- **Excerpted data**:
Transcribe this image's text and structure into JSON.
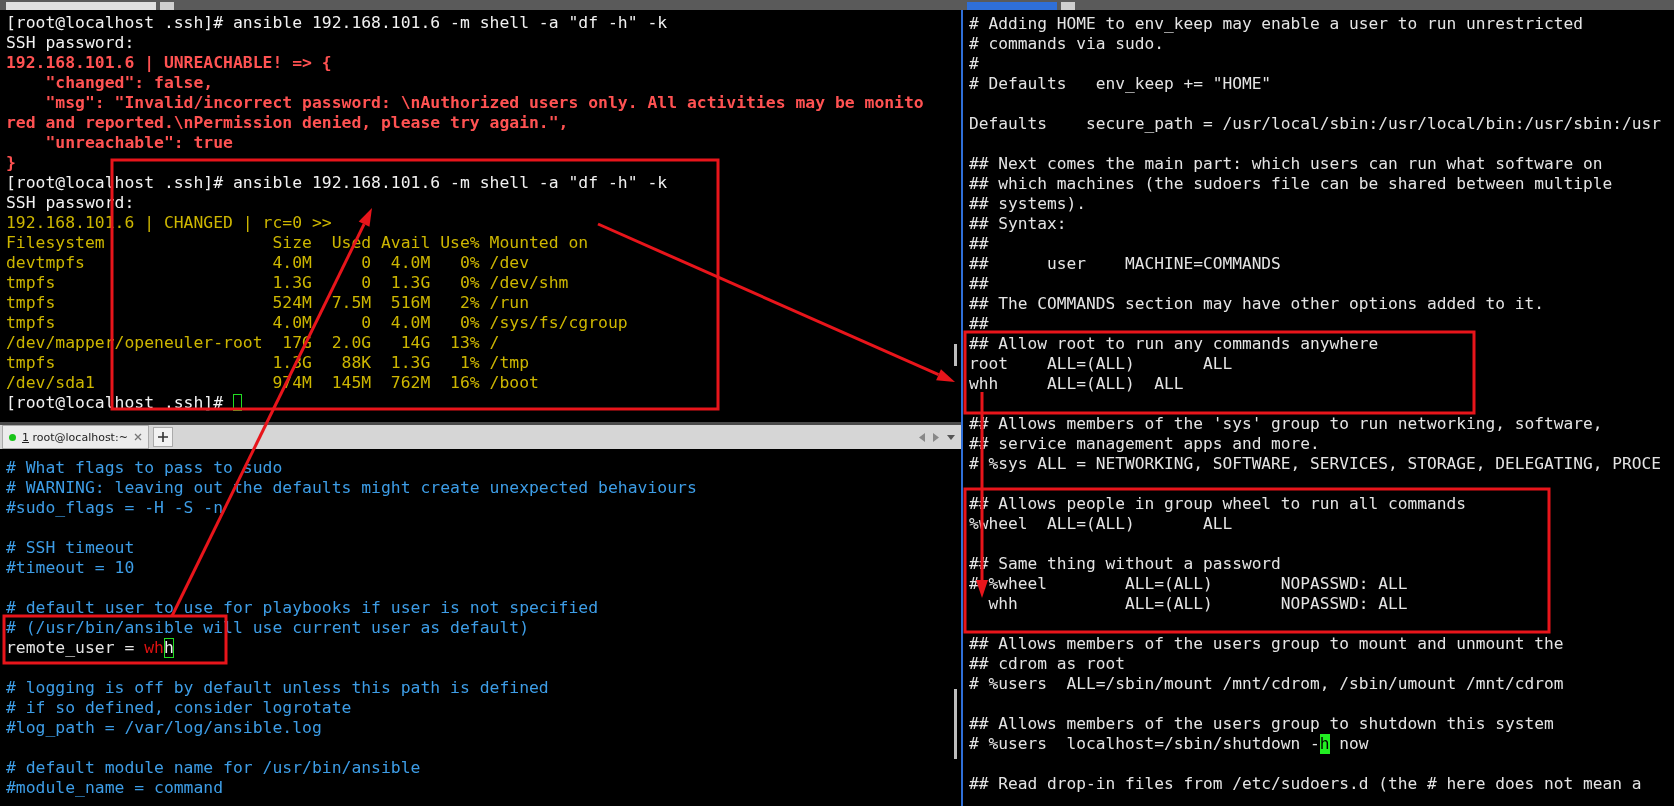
{
  "top_terminal": {
    "prompt_cursor": true,
    "lines": [
      {
        "kind": "prompt",
        "text": "[root@localhost .ssh]# ansible 192.168.101.6 -m shell -a \"df -h\" -k"
      },
      {
        "kind": "prompt",
        "text": "SSH password:"
      },
      {
        "kind": "error",
        "text": "192.168.101.6 | UNREACHABLE! => {"
      },
      {
        "kind": "error",
        "text": "    \"changed\": false,"
      },
      {
        "kind": "error",
        "text": "    \"msg\": \"Invalid/incorrect password: \\nAuthorized users only. All activities may be monito"
      },
      {
        "kind": "error",
        "text": "red and reported.\\nPermission denied, please try again.\","
      },
      {
        "kind": "error",
        "text": "    \"unreachable\": true"
      },
      {
        "kind": "error",
        "text": "}"
      },
      {
        "kind": "prompt",
        "text": "[root@localhost .ssh]# ansible 192.168.101.6 -m shell -a \"df -h\" -k"
      },
      {
        "kind": "prompt",
        "text": "SSH password:"
      },
      {
        "kind": "output",
        "text": "192.168.101.6 | CHANGED | rc=0 >>"
      },
      {
        "kind": "output",
        "text": "Filesystem                 Size  Used Avail Use% Mounted on"
      },
      {
        "kind": "output",
        "text": "devtmpfs                   4.0M     0  4.0M   0% /dev"
      },
      {
        "kind": "output",
        "text": "tmpfs                      1.3G     0  1.3G   0% /dev/shm"
      },
      {
        "kind": "output",
        "text": "tmpfs                      524M  7.5M  516M   2% /run"
      },
      {
        "kind": "output",
        "text": "tmpfs                      4.0M     0  4.0M   0% /sys/fs/cgroup"
      },
      {
        "kind": "output",
        "text": "/dev/mapper/openeuler-root  17G  2.0G   14G  13% /"
      },
      {
        "kind": "output",
        "text": "tmpfs                      1.3G   88K  1.3G   1% /tmp"
      },
      {
        "kind": "output",
        "text": "/dev/sda1                  974M  145M  762M  16% /boot"
      },
      {
        "kind": "prompt",
        "text": "[root@localhost .ssh]# "
      }
    ]
  },
  "bottom_tab_bar": {
    "tabs": [
      {
        "number": "1",
        "title": " root@localhost:~",
        "selected": true
      }
    ]
  },
  "bottom_terminal": {
    "lines": [
      {
        "kind": "comment",
        "text": "# What flags to pass to sudo"
      },
      {
        "kind": "comment",
        "text": "# WARNING: leaving out the defaults might create unexpected behaviours"
      },
      {
        "kind": "comment",
        "text": "#sudo_flags = -H -S -n"
      },
      {
        "kind": "blank"
      },
      {
        "kind": "comment",
        "text": "# SSH timeout"
      },
      {
        "kind": "comment",
        "text": "#timeout = 10"
      },
      {
        "kind": "blank"
      },
      {
        "kind": "comment",
        "text": "# default user to use for playbooks if user is not specified"
      },
      {
        "kind": "comment",
        "text": "# (/usr/bin/ansible will use current user as default)"
      },
      {
        "kind": "text",
        "segments": [
          {
            "kind": "text",
            "text": "remote_user = "
          },
          {
            "kind": "red",
            "text": "wh"
          },
          {
            "kind": "cursor-outline",
            "text": "h"
          }
        ]
      },
      {
        "kind": "blank"
      },
      {
        "kind": "comment",
        "text": "# logging is off by default unless this path is defined"
      },
      {
        "kind": "comment",
        "text": "# if so defined, consider logrotate"
      },
      {
        "kind": "comment",
        "text": "#log_path = /var/log/ansible.log"
      },
      {
        "kind": "blank"
      },
      {
        "kind": "comment",
        "text": "# default module name for /usr/bin/ansible"
      },
      {
        "kind": "comment",
        "text": "#module_name = command"
      }
    ]
  },
  "right_terminal": {
    "lines": [
      {
        "kind": "text",
        "text": "# Adding HOME to env_keep may enable a user to run unrestricted"
      },
      {
        "kind": "text",
        "text": "# commands via sudo."
      },
      {
        "kind": "text",
        "text": "#"
      },
      {
        "kind": "text",
        "text": "# Defaults   env_keep += \"HOME\""
      },
      {
        "kind": "blank"
      },
      {
        "kind": "text",
        "text": "Defaults    secure_path = /usr/local/sbin:/usr/local/bin:/usr/sbin:/usr"
      },
      {
        "kind": "blank"
      },
      {
        "kind": "text",
        "text": "## Next comes the main part: which users can run what software on"
      },
      {
        "kind": "text",
        "text": "## which machines (the sudoers file can be shared between multiple"
      },
      {
        "kind": "text",
        "text": "## systems)."
      },
      {
        "kind": "text",
        "text": "## Syntax:"
      },
      {
        "kind": "text",
        "text": "##"
      },
      {
        "kind": "text",
        "text": "##      user    MACHINE=COMMANDS"
      },
      {
        "kind": "text",
        "text": "##"
      },
      {
        "kind": "text",
        "text": "## The COMMANDS section may have other options added to it."
      },
      {
        "kind": "text",
        "text": "##"
      },
      {
        "kind": "text",
        "text": "## Allow root to run any commands anywhere"
      },
      {
        "kind": "text",
        "text": "root    ALL=(ALL)       ALL"
      },
      {
        "kind": "text",
        "text": "whh     ALL=(ALL)  ALL"
      },
      {
        "kind": "blank"
      },
      {
        "kind": "text",
        "text": "## Allows members of the 'sys' group to run networking, software,"
      },
      {
        "kind": "text",
        "text": "## service management apps and more."
      },
      {
        "kind": "text",
        "text": "# %sys ALL = NETWORKING, SOFTWARE, SERVICES, STORAGE, DELEGATING, PROCE"
      },
      {
        "kind": "blank"
      },
      {
        "kind": "text",
        "text": "## Allows people in group wheel to run all commands"
      },
      {
        "kind": "text",
        "text": "%wheel  ALL=(ALL)       ALL"
      },
      {
        "kind": "blank"
      },
      {
        "kind": "text",
        "text": "## Same thing without a password"
      },
      {
        "kind": "text",
        "text": "# %wheel        ALL=(ALL)       NOPASSWD: ALL"
      },
      {
        "kind": "text",
        "text": "  whh           ALL=(ALL)       NOPASSWD: ALL"
      },
      {
        "kind": "blank"
      },
      {
        "kind": "text",
        "text": "## Allows members of the users group to mount and unmount the"
      },
      {
        "kind": "text",
        "text": "## cdrom as root"
      },
      {
        "kind": "text",
        "text": "# %users  ALL=/sbin/mount /mnt/cdrom, /sbin/umount /mnt/cdrom"
      },
      {
        "kind": "blank"
      },
      {
        "kind": "text",
        "text": "## Allows members of the users group to shutdown this system"
      },
      {
        "kind": "text",
        "segments": [
          {
            "kind": "text",
            "text": "# %users  localhost=/sbin/shutdown -"
          },
          {
            "kind": "cursor-fill",
            "text": "h"
          },
          {
            "kind": "text",
            "text": " now"
          }
        ]
      },
      {
        "kind": "blank"
      },
      {
        "kind": "text",
        "text": "## Read drop-in files from /etc/sudoers.d (the # here does not mean a"
      }
    ]
  }
}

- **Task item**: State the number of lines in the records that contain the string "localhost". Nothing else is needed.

- **Exercise answer**: 5